If you’ve ever been to an amusement park, certainly you’re familiar with that anxiety minutes before riding that humongous, scary and life-threatening roller coaster (even if at the last call you decide to quit, like my mother used to do a couple times). And although it’s not that sort of concert which you don’t have a clue of what’s about to be, this same feeling got into me, maybe just for the thrill of it.
And so I went, like on the roller coaster, to the front row, so I could take the most of the sorrow virtuoso dark-folk guitarist Matt Elliott. The acoustics of Mercado Negro’s auditory were more than capable of bringing to the surface the depth of Matt’s voice, just as his howls of pain (incredible performance of “I Name This Ship the Tragedy, Bless Her & All Who Sail With Her”, with an astonishing wall of sound made by simply lots of layers of those shouting choirs). This was also brought to his acoustic guitar, loaded with a loop station and many fuzzy effects – electric guitars? who needs them – giving the right amount of roughness in every song.
The show started with “Dust Flesh and Bones”, from the most recent record, The Broken Man, and it’s right on the game: chords directly imported from a western, the indispensable whistle, all this culminating in a great crawling melody bringing to the insanity words of “this is how it feels to be alone”. Fucking ravishing.
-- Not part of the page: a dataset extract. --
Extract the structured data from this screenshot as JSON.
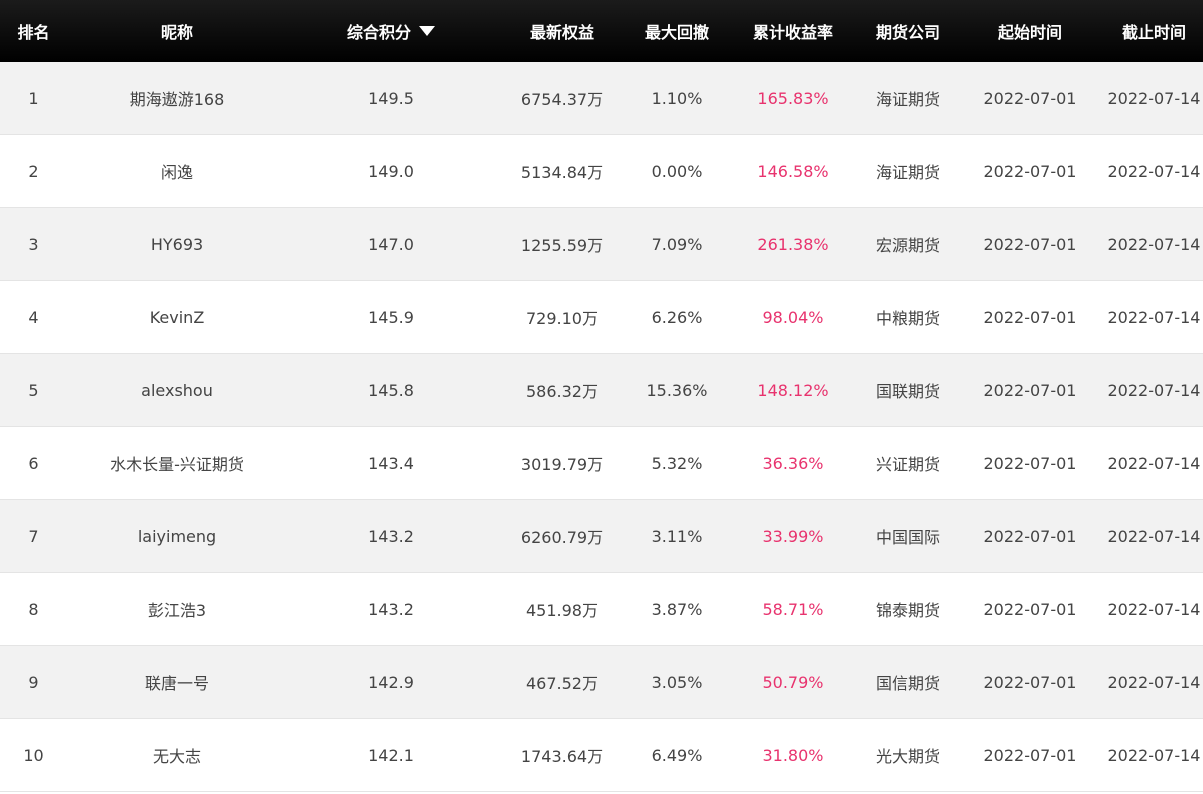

Moved on with the new material, since it was the only new song being played, the old works were brought to Matt’s own noisy, shoegazy, build-up folk world, as the already mentioned “I Name This Ship the Tragedy…” and the follow-up “Howling Song”. And man, this was tough. Very, very deep emotional stuff. I could see some and other people with the little tear in their eye, I think all the room sank with all his pain in some profound way (well, the most of it, but let’s not talk about that, you know what I mean if you follow Matt’s facebook page).
After all this heavy emotional stuff discharged, the concert got assumedly lighter, a lot due to three cover versions of Tarantino-esque songs: “I Put a Spell on You”, by Screamin’ Jay Hawkins, “Bang Bang (My Baby Shot Me Down)”, by Cher, and that traditional tune turned into the goofy theme of Pulp Fiction, “Misirlou”, ironically constructed with all the six strings of the guitar. While the tone of the concert itself didn’t change – Elliott knew how to add a couple of layers of misery on those covers – still, they don’t stop being those songs, and you get that little surprise of recognizing the song, which in the context kinda ruined the mood for me (probably not for everyone else, with people singing along).
Finishing with “Bomb the Stock Exchange”, from Howling Songs, the concert ended up being much longer than it seemed, thanks to the 10-minute songs and increasing, and we all went home with a heavy heart, but consoled and certain that all this ride was worth it. Thanks Matt, see you again in another trip.
(Pics by João Peça. Thanks to Mercado Negro for making this happen & everyone who came to the show for supporting great music.)
Dust Flesh and Bones
Something About Ghosts
I Name This Ship the Tragedy…
The Howling Song
I Put a Spell on You (Screamin’ Jay Hawkins)
Bang Bang (My Baby Shot Me Down) (Cher)
Bomb the Stock Exchange